FT. LAUDERDALE, FL — American Changer Corp. said it has modified the size and design of its battery-powered bill changer line to increase capacity and improve performance. The third generation of a series, the design of the new AC401 is based on feedback from operators’ experiences in the field.
“We believe that with this new model, the battery-powered bill changer has been perfected,” said American Changer’s Wayne Snihur.
Height, width and depth measurements of the newest version’s cabinet housing have been increased by only 1 in. to accommodate a larger coin hopper, which can hold 1,600 quarters, or $400, compared with the previous, smaller model’s capacity of 500 quarters, or $125. The new dimensions are 191⁄2 ins. high x 91⁄2 ins. wide x 111⁄2 ins. deep. To meet the special needs of the AC401, the changer company is manufacturing its own hopper, designed to run on 12V. power.
The new changer will feature improved electronics and battery power. Snihur reports that the machine’s new long-lasting, rechargeable 12V. battery – available as an option – has a design life of 12 to 14 weeks, compared with its predecessors’ four- to six-week life cycle. The new standard battery, Snihur said, can last eight to 10 weeks.
“The long battery life lends peace of mind to operators who may deploy these changers in locations that are serviced once every two or three months,” he noted
The battery-powered changer, which has won acclaim for its ability to operate in bulk vending and kiosk environments where electrical outlets are not in close proximity, will be offered in black and red bodies. The standard model is equipped with Pyramid Technologies’ new Trilogy banknote validator, which will be set to accept $1 and $5 bills; an optional changer machine version will feature a Trilogy with note stacker. Other options include additional extended-life and standard batteries and an AC power adapter, which can charge the battery when plugged in.

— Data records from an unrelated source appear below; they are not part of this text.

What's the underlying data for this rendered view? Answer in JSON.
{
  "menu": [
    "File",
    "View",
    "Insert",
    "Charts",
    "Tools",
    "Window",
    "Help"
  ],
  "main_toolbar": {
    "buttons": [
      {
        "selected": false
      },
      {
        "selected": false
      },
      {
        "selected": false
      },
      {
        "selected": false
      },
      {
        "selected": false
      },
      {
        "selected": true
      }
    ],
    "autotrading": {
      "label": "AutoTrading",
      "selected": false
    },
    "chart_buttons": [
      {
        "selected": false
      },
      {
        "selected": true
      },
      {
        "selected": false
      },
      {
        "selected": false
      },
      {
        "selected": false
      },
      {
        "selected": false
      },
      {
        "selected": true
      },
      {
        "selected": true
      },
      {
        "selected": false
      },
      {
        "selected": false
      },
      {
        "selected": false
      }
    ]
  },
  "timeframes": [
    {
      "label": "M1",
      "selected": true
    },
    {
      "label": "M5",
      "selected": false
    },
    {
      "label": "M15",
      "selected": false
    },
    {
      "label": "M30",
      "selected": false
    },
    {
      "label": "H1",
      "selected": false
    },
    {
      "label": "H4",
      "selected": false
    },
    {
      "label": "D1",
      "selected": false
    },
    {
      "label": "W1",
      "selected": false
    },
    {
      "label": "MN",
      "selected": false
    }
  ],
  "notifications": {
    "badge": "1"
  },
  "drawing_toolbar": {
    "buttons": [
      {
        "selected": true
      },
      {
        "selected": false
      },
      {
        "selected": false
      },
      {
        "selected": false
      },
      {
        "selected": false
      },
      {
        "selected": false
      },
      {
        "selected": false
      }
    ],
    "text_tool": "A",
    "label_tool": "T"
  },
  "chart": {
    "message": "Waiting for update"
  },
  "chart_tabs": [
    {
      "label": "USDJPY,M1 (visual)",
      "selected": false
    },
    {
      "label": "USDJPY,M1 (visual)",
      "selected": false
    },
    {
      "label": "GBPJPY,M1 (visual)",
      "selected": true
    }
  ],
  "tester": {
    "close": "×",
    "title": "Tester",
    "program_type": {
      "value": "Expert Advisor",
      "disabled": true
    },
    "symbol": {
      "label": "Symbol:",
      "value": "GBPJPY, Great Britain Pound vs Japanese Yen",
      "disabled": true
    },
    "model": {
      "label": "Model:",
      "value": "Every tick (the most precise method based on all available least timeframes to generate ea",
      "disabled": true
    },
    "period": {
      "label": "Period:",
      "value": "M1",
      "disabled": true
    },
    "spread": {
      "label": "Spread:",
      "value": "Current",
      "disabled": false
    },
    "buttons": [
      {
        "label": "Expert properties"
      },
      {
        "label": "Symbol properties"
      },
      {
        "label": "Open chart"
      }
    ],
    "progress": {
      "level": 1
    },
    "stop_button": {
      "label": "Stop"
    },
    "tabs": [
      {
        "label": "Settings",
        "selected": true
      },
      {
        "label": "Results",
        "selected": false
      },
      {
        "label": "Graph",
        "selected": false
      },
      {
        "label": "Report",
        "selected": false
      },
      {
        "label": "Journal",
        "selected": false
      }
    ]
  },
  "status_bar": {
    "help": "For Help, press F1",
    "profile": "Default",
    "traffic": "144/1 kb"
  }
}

American introduced its battery-operated changer line in the fall of 2004, and the equipment has since gone through several improvement stages to meet growing demand. The original model was engineered to operate using a combination of mechanical and battery power to preserve power: once a bill was verified and accepted, it fired a solenoid that pushed out the vending button. The customer then pushed the button back in to complete manually the vend cycle. The bill acceptor went into a “sleep” mode when not in use. Unlike the original AC300B, the newer models, which includes the AC400B introduced a year ago, do not require the patron to reset a “vending button” to complete the cycle. Economy is also central to the line’s design, and the new AC401 with standard equipment has a price tag of $495.
When developing battery-powered equipment, the changer manufacturer expected the design to be widely embraced by operators in all types of coin machine markets. However, it’s in the bulk vending space where these changers are mostly being deployed, aiding operators with the growing movement toward $1 vend prices. Today, several machine manufacturers offer machine racks that accommodate the changer.
“Operators are telling us that the addition of a bill changer in a bulk vending installation can lift sales between 28% and 31%,” Snihur reported. “We’ve listened to operators and other industry authorities, and we have looked at every issue, from capacity and battery life to design and costs, and believe we now have a flawless solution.”
American Changer Corp. designs and markets a variety of coin and banknote changers, as well as token, ticket and card dispensing machines. Information can be had from the company by emailing to firstname.lastname@example.org. It’s headquartered at 1400 NW 65th Pl., Ft. Lauderdale, FL 33309, tel. (800) 741-9840.